Chris Markl is a visiting professor of social entrepreneurship in the Department of Public Management and Policy.
Prior to joining the Andrew Young School, Markl was a social entrepreneur in residence at Florida State University’s Center for Undergraduate Research and Academic Engagement. A social entrepreneur, Markl founded Kourage Athletics which leveraged the storied tradition of Kenyan runners to create authentically Kenyan running apparel. Kourage sold products to over 20-countries, was featured on CNN and worked with Olympian medalists. Markl also founded and led two charity cross-country bicycle rides. Outside of his entrepreneurship experience, he has worked as an economic analyst in emerging economies. His experience varies from building and monitoring an evaluation system in the Middle East to working in textile factories in Latin America.
Louis Perrault is an assistant professor in the Department of Economics.
His primary research interests are public finance and optimal taxation. Recent work has focused on the long-term effects of income taxation and their implications on fiscal policy.
Perrault has worked as an economist for the Competition Bureau, Canada’s antitrust agency. In his position at the bureau, he analyzed the likely impacts of complex mergers, anticompetitive practices and alleged criminal conducts.
He holds a doctorate in economics from the Queen’s University of Kingston.
Anne Shlay, a professor of sociology in the College of Arts & Sciences, is an affiliated faculty member with the Andrew Young School of Policy Studies.
Shlay’s research has spanned many topics, including urban development, spatial inequality, neighborhood change, housing policy and preferences, child care policy, and homelessness. She conducts both basic and applied research and is an experienced program evaluator.
Her recent publications are “Transnational Rights to Barcelona: Senegalese Immigrants and Urban Regeneration” (with Emma Giloth in Revista de Derecho Urbanistico, 2015); “Gentrification and the Right to the City: Community Conflict and Casinos” (with John Balzarini in Journal of Urban Affairs, 2015); “Life, Liberty and the Pursuit of Housing: Rethinking Renting and Owning in Post-Crisis America” (in Housing Studies, 2014); and “Whose Right to Jerusalem” (with Gillad Rosen in International Journal of Urban and Regional Research, 2014).
Shlay is the author (with Gillad Rosen) of “Jerusalem: The Spatial Politics of a Divided Metropolis” (Polity, 2015). Based on 90 key informant interviews and on-site research, the book examines the social and political underpinnings of the conflict over Jerusalem and is a comprehensive analysis of the groups and ideologies that perpetuate this battle over what is the global poster child for contested cities.
In addition to her research, Shlay teaches a variety of classes on urban and housing issues as well as Jerusalem. She holds a doctorate in sociology from the University of Massachusetts.

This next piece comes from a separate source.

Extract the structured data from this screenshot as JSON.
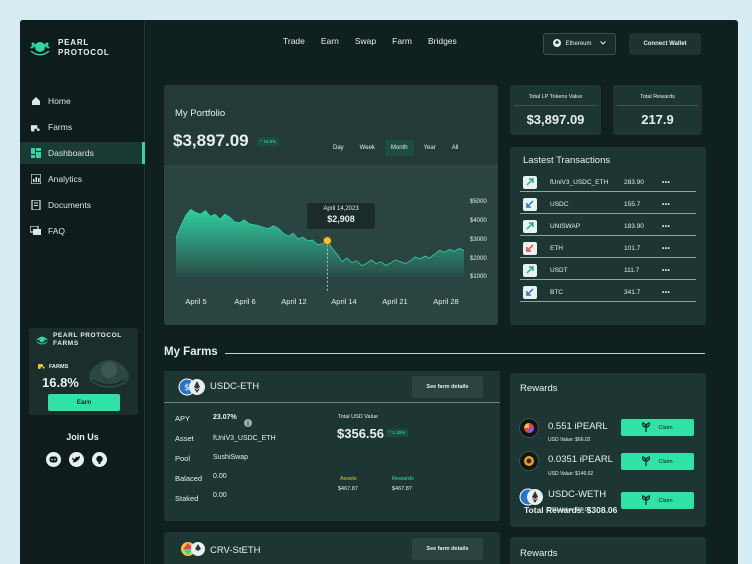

The Andrew Young School of Policy Studies, which celebrates its 20th anniversary this year, ranks among the top 10 percent of the nation’s public affairs graduate schools.